• Material provided:

--*--

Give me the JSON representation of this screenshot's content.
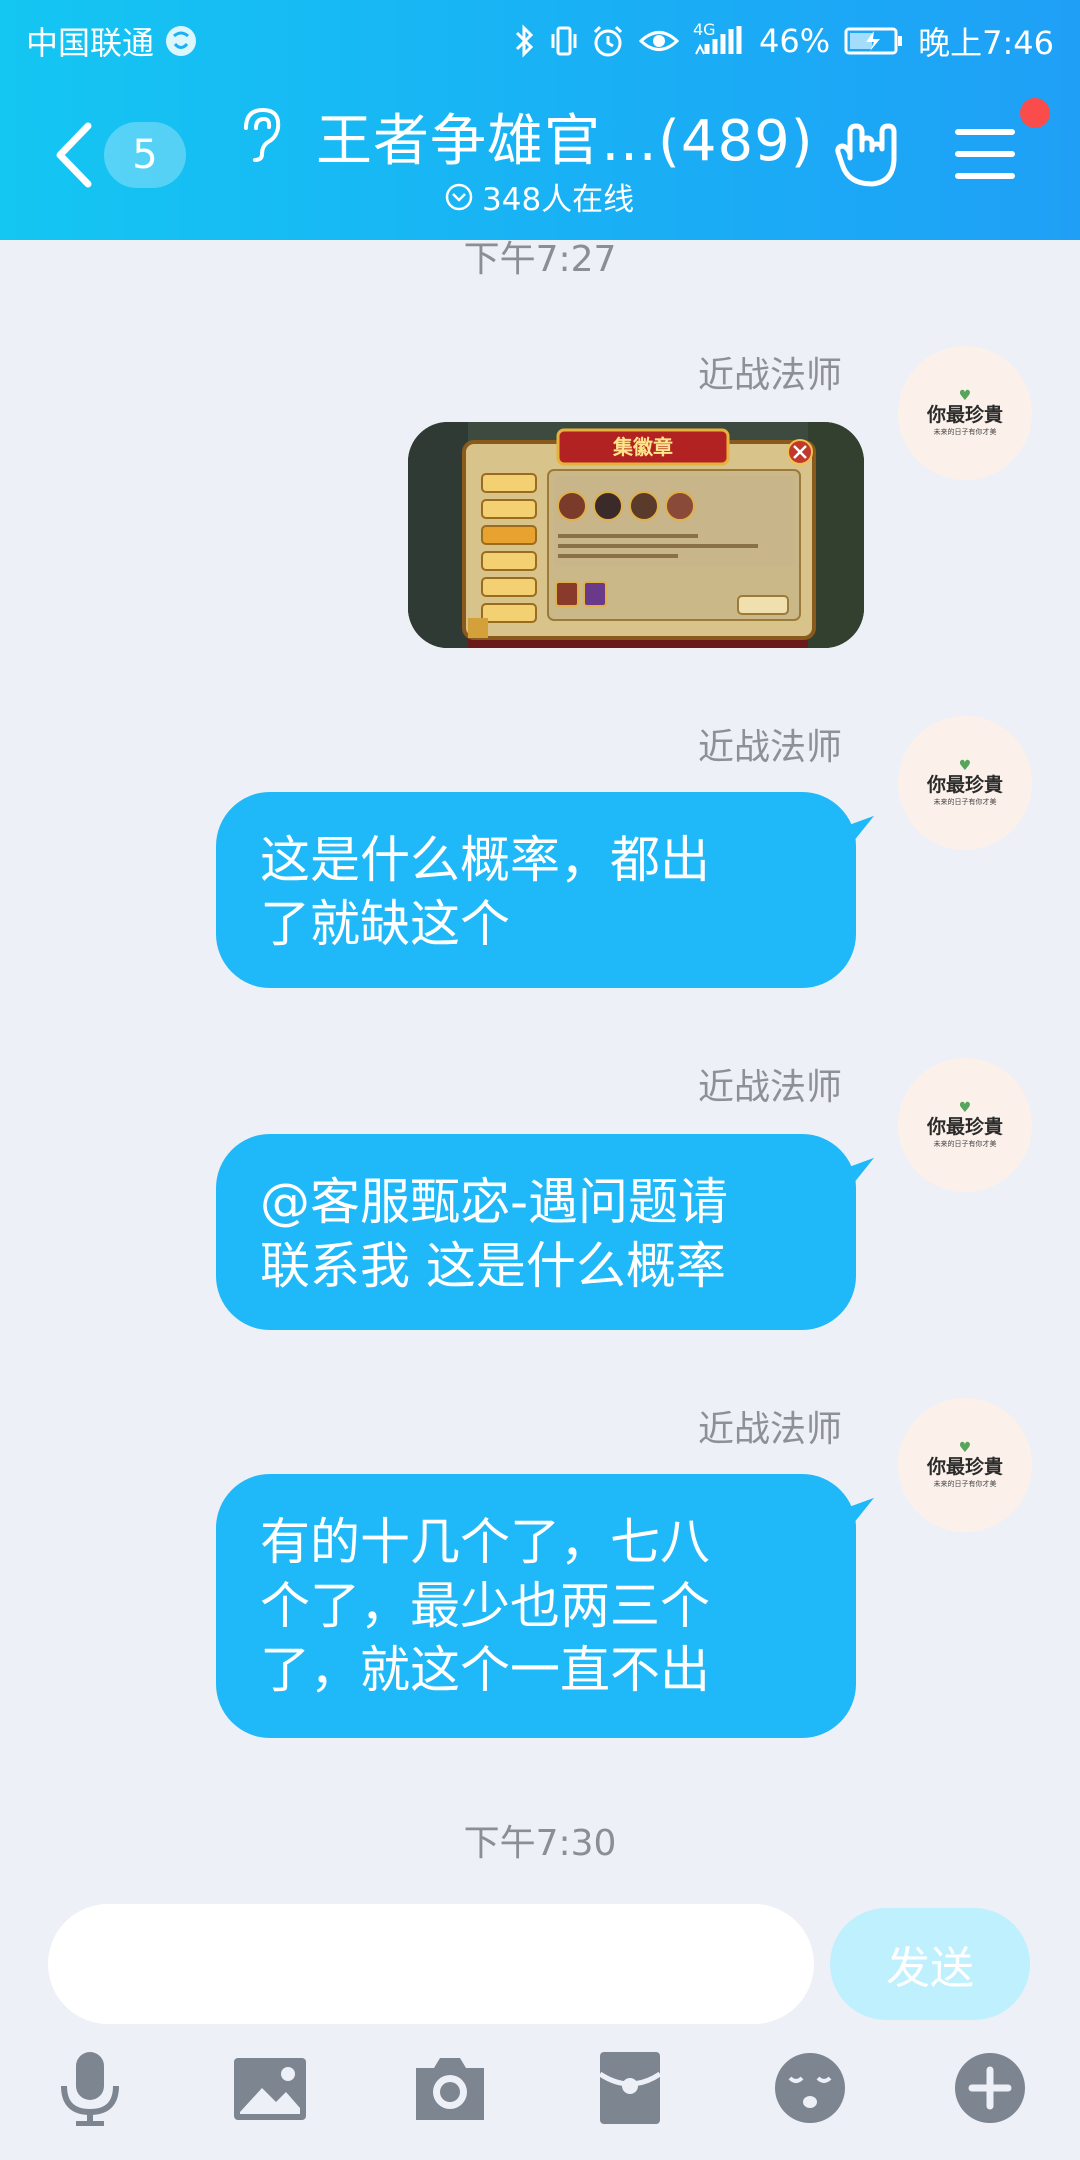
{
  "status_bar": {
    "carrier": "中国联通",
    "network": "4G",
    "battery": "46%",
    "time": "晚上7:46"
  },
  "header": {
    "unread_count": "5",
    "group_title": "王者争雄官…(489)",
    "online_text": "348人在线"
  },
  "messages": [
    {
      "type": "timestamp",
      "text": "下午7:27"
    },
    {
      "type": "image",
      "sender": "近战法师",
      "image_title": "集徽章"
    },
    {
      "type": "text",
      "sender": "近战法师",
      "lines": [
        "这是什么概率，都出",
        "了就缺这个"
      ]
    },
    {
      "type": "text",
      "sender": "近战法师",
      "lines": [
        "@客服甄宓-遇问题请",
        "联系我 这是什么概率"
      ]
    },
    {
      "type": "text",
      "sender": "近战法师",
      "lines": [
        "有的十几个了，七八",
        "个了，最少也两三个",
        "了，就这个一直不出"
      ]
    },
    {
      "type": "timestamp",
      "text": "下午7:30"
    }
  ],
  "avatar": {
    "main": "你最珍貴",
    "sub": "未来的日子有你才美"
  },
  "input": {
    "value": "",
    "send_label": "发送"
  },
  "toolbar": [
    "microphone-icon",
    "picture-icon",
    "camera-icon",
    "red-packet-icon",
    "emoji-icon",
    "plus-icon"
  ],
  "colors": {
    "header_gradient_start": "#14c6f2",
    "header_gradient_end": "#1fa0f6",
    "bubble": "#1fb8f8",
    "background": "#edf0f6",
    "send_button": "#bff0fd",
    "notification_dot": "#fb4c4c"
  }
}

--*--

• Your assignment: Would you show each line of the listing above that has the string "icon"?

• Answer section:
    "microphone-icon",
    "picture-icon",
    "camera-icon",
    "red-packet-icon",
    "emoji-icon",
    "plus-icon"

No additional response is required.